|International Classification||F02B3/06, F02B25/04, F02B33/36, F02F3/00, F02B75/02, F02B23/06, F02M25/07|
|Cooperative Classification||F02M26/01, F02M26/04, Y02T10/12, F02B23/0696, Y02T10/125, F02D15/02, F02B33/36, F02B23/0621, F02B25/04, F02B2075/025, F02B23/0672, F02B23/0624, F02F3/00, F02B23/0651, F02B3/06|
|European Classification||F02B33/36, F02B23/06W, F02B25/04, F02F3/00, F02B23/06Q, F02D15/02, F02M25/07R|
|Jan 18, 2000||AS||Assignment|
Owner name: CLEAN CAM TECHNOLOGY SYSTEMS, CALIFORNIA
Free format text: ASSIGNMENT OF ASSIGNORS INTEREST;ASSIGNOR:GREEN, EDWARD;REEL/FRAME:010558/0608
Effective date: 19980929
|Jan 29, 2004||FPAY||Fee payment|
Year of fee payment: 4
|Jan 31, 2008||FPAY||Fee payment|
Year of fee payment: 8
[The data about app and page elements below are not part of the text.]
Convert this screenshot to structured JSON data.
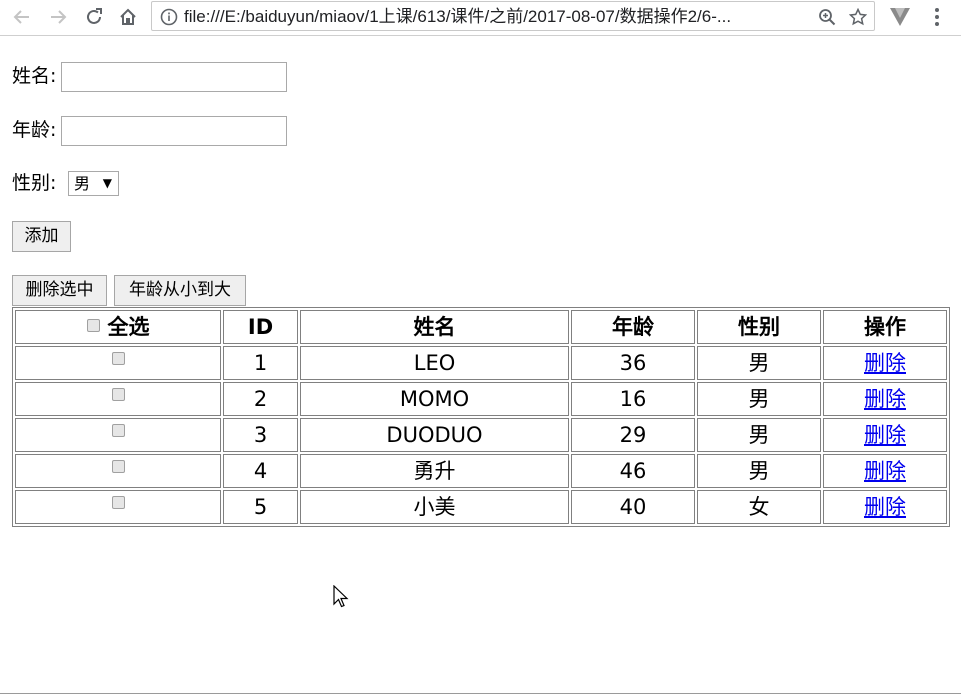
{
  "browser": {
    "url": "file:///E:/baiduyun/miaov/1上课/613/课件/之前/2017-08-07/数据操作2/6-..."
  },
  "form": {
    "name_label": "姓名:",
    "name_value": "",
    "age_label": "年龄:",
    "age_value": "",
    "gender_label": "性别:",
    "gender_selected": "男",
    "add_button": "添加"
  },
  "actions": {
    "delete_selected": "删除选中",
    "sort_age": "年龄从小到大"
  },
  "table": {
    "headers": [
      "全选",
      "ID",
      "姓名",
      "年龄",
      "性别",
      "操作"
    ],
    "rows": [
      {
        "id": "1",
        "name": "LEO",
        "age": "36",
        "gender": "男",
        "action": "删除"
      },
      {
        "id": "2",
        "name": "MOMO",
        "age": "16",
        "gender": "男",
        "action": "删除"
      },
      {
        "id": "3",
        "name": "DUODUO",
        "age": "29",
        "gender": "男",
        "action": "删除"
      },
      {
        "id": "4",
        "name": "勇升",
        "age": "46",
        "gender": "男",
        "action": "删除"
      },
      {
        "id": "5",
        "name": "小美",
        "age": "40",
        "gender": "女",
        "action": "删除"
      }
    ]
  },
  "icons": [
    "back-icon",
    "forward-icon",
    "reload-icon",
    "home-icon",
    "info-icon",
    "zoom-icon",
    "star-icon",
    "extension-icon",
    "menu-icon",
    "mouse-cursor-icon"
  ]
}
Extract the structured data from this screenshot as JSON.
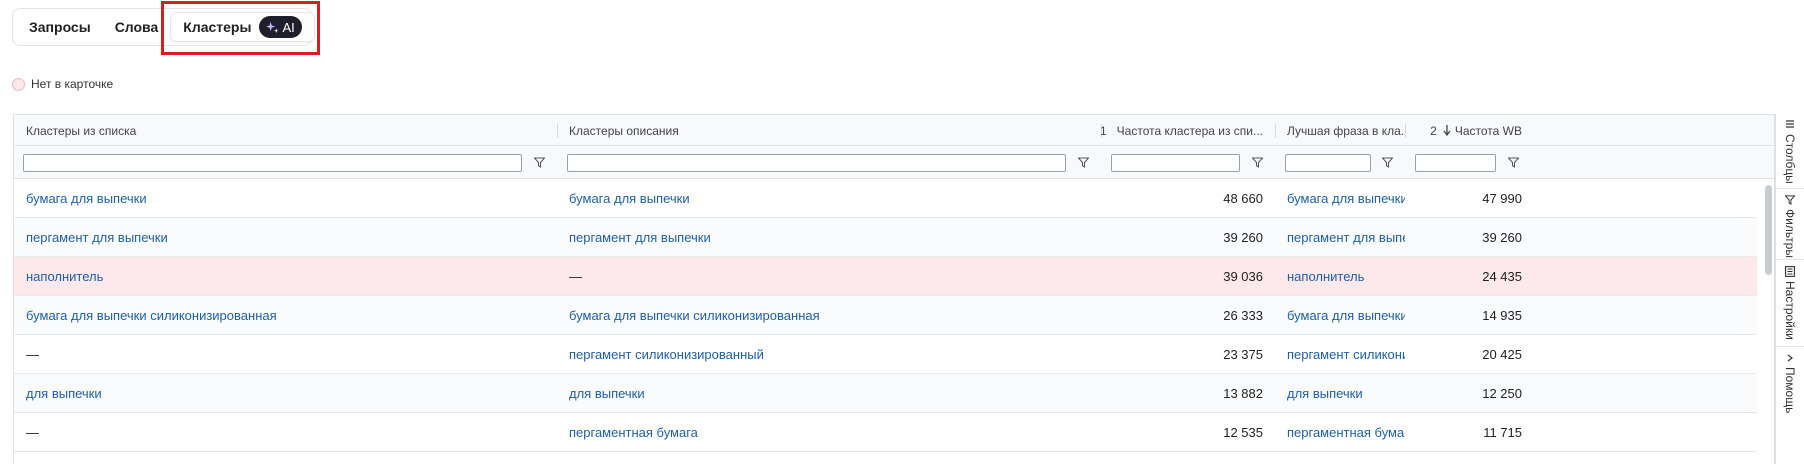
{
  "tabs": [
    {
      "label": "Запросы"
    },
    {
      "label": "Слова"
    },
    {
      "label": "Кластеры",
      "badge": "AI"
    }
  ],
  "legend": {
    "label": "Нет в карточке"
  },
  "columns": [
    {
      "label": "Кластеры из списка"
    },
    {
      "label": "Кластеры описания"
    },
    {
      "sort_order": "1",
      "label": "Частота кластера из спи..."
    },
    {
      "label": "Лучшая фраза в кла..."
    },
    {
      "sort_order": "2",
      "label": "Частота WB"
    }
  ],
  "rows": [
    {
      "list_cluster": "бумага для выпечки",
      "desc_cluster": "бумага для выпечки",
      "freq": "48 660",
      "best_phrase": "бумага для выпечки",
      "wb_freq": "47 990",
      "missing": false
    },
    {
      "list_cluster": "пергамент для выпечки",
      "desc_cluster": "пергамент для выпечки",
      "freq": "39 260",
      "best_phrase": "пергамент для выпеч",
      "wb_freq": "39 260",
      "missing": false
    },
    {
      "list_cluster": "наполнитель",
      "desc_cluster": "—",
      "freq": "39 036",
      "best_phrase": "наполнитель",
      "wb_freq": "24 435",
      "missing": true
    },
    {
      "list_cluster": "бумага для выпечки силиконизированная",
      "desc_cluster": "бумага для выпечки силиконизированная",
      "freq": "26 333",
      "best_phrase": "бумага для выпечки с",
      "wb_freq": "14 935",
      "missing": false
    },
    {
      "list_cluster": "—",
      "desc_cluster": "пергамент силиконизированный",
      "freq": "23 375",
      "best_phrase": "пергамент силикониз",
      "wb_freq": "20 425",
      "missing": false
    },
    {
      "list_cluster": "для выпечки",
      "desc_cluster": "для выпечки",
      "freq": "13 882",
      "best_phrase": "для выпечки",
      "wb_freq": "12 250",
      "missing": false
    },
    {
      "list_cluster": "—",
      "desc_cluster": "пергаментная бумага",
      "freq": "12 535",
      "best_phrase": "пергаментная бумага",
      "wb_freq": "11 715",
      "missing": false
    }
  ],
  "side_panel": [
    {
      "label": "Столбцы",
      "icon": "columns-icon"
    },
    {
      "label": "Фильтры",
      "icon": "filter-icon"
    },
    {
      "label": "Настройки",
      "icon": "settings-icon"
    },
    {
      "label": "Помощь",
      "icon": "chevron-icon"
    }
  ],
  "colors": {
    "link": "#1f5fa8",
    "missing_row_bg": "#fde8eb",
    "highlight_border": "#d6201f",
    "ai_badge_bg": "#1f1f2b"
  }
}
|Feb 7, 2012||FPAY||Fee payment|
Year of fee payment: 12